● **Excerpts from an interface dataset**

== Segment start ==

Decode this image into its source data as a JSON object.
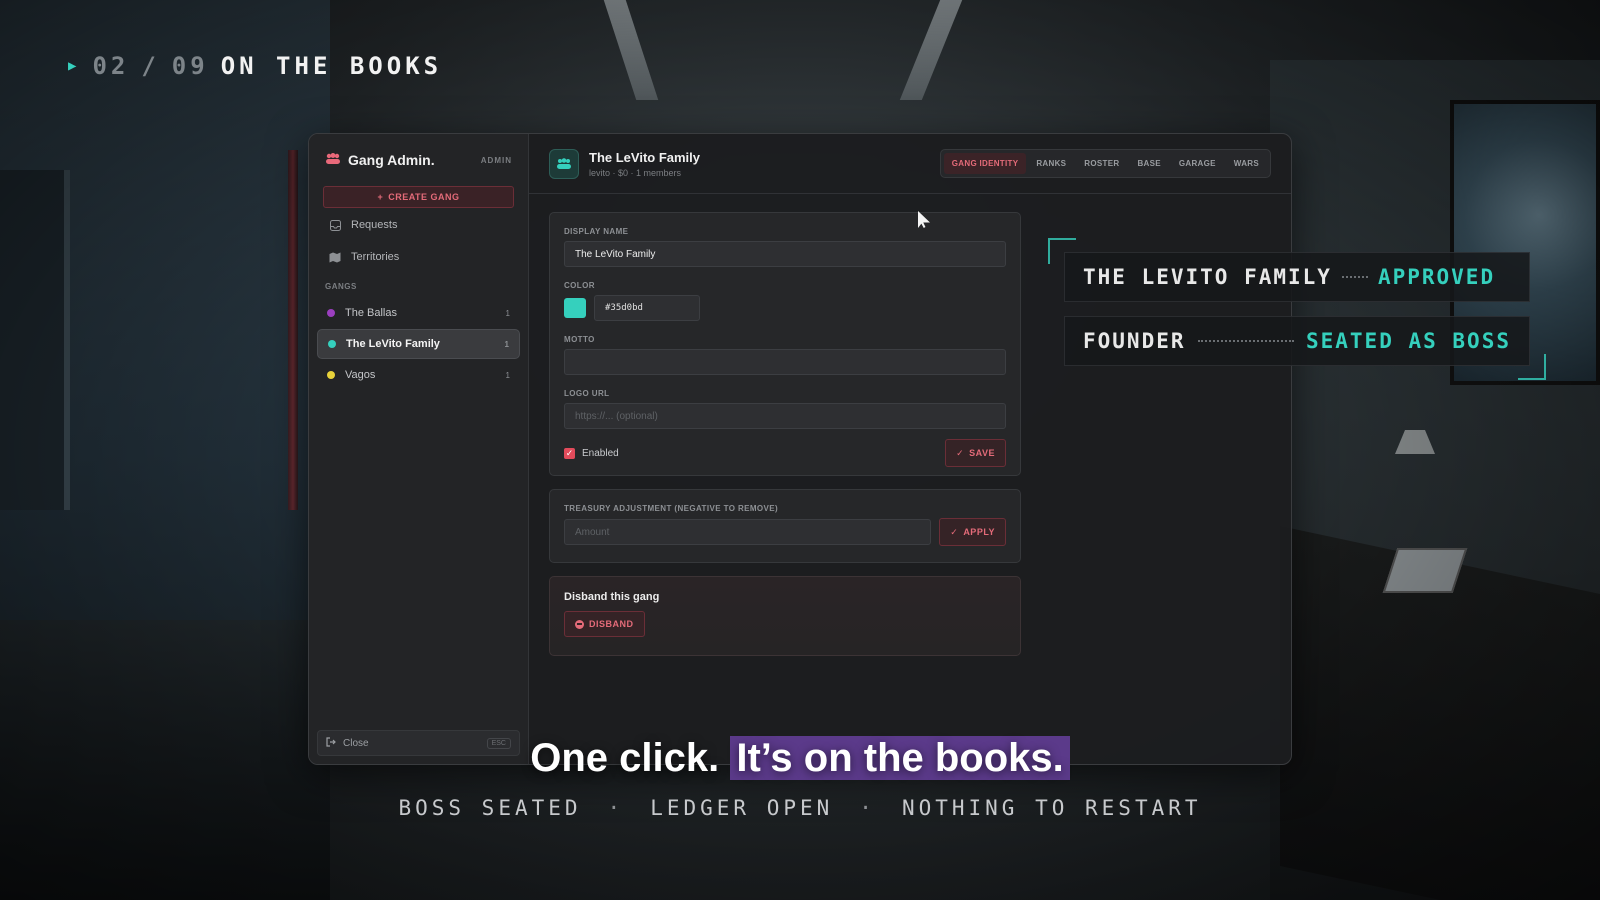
{
  "step": {
    "current": "02",
    "separator": "/",
    "total": "09",
    "title": "ON THE BOOKS"
  },
  "sidebar": {
    "brand": "Gang Admin.",
    "badge": "ADMIN",
    "create_label": "CREATE GANG",
    "nav": [
      {
        "label": "Requests",
        "icon": "inbox-icon"
      },
      {
        "label": "Territories",
        "icon": "map-icon"
      }
    ],
    "section_label": "GANGS",
    "gangs": [
      {
        "name": "The Ballas",
        "count": "1",
        "color": "#9b3fbf"
      },
      {
        "name": "The LeVito Family",
        "count": "1",
        "color": "#35d0bd",
        "active": true
      },
      {
        "name": "Vagos",
        "count": "1",
        "color": "#e8d23a"
      }
    ],
    "close_label": "Close",
    "close_key": "ESC"
  },
  "header": {
    "title": "The LeVito Family",
    "subtitle": "levito · $0 · 1 members",
    "tabs": [
      "GANG IDENTITY",
      "RANKS",
      "ROSTER",
      "BASE",
      "GARAGE",
      "WARS"
    ],
    "active_tab": "GANG IDENTITY"
  },
  "identity": {
    "display_name_label": "DISPLAY NAME",
    "display_name_value": "The LeVito Family",
    "color_label": "COLOR",
    "color_value": "#35d0bd",
    "motto_label": "MOTTO",
    "motto_value": "",
    "logo_label": "LOGO URL",
    "logo_placeholder": "https://... (optional)",
    "enabled_label": "Enabled",
    "enabled": true,
    "save_label": "SAVE"
  },
  "treasury": {
    "label": "TREASURY ADJUSTMENT (NEGATIVE TO REMOVE)",
    "placeholder": "Amount",
    "apply_label": "APPLY"
  },
  "disband": {
    "title": "Disband this gang",
    "button_label": "DISBAND"
  },
  "callouts": [
    {
      "key": "THE LEVITO FAMILY",
      "value": "APPROVED"
    },
    {
      "key": "FOUNDER",
      "value": "SEATED AS BOSS"
    }
  ],
  "caption": {
    "plain": "One click.",
    "highlight": "It’s on the books."
  },
  "subcaption": [
    "BOSS SEATED",
    "LEDGER OPEN",
    "NOTHING TO RESTART"
  ],
  "subcaption_separator": "·",
  "colors": {
    "accent": "#35d0bd",
    "danger": "#e46b79",
    "highlight": "#5b3a8a"
  }
}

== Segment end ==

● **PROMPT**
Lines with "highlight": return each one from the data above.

● **RESULT OF THIS EXERCISE**
    "highlight": "It’s on the books."
    "highlight": "#5b3a8a"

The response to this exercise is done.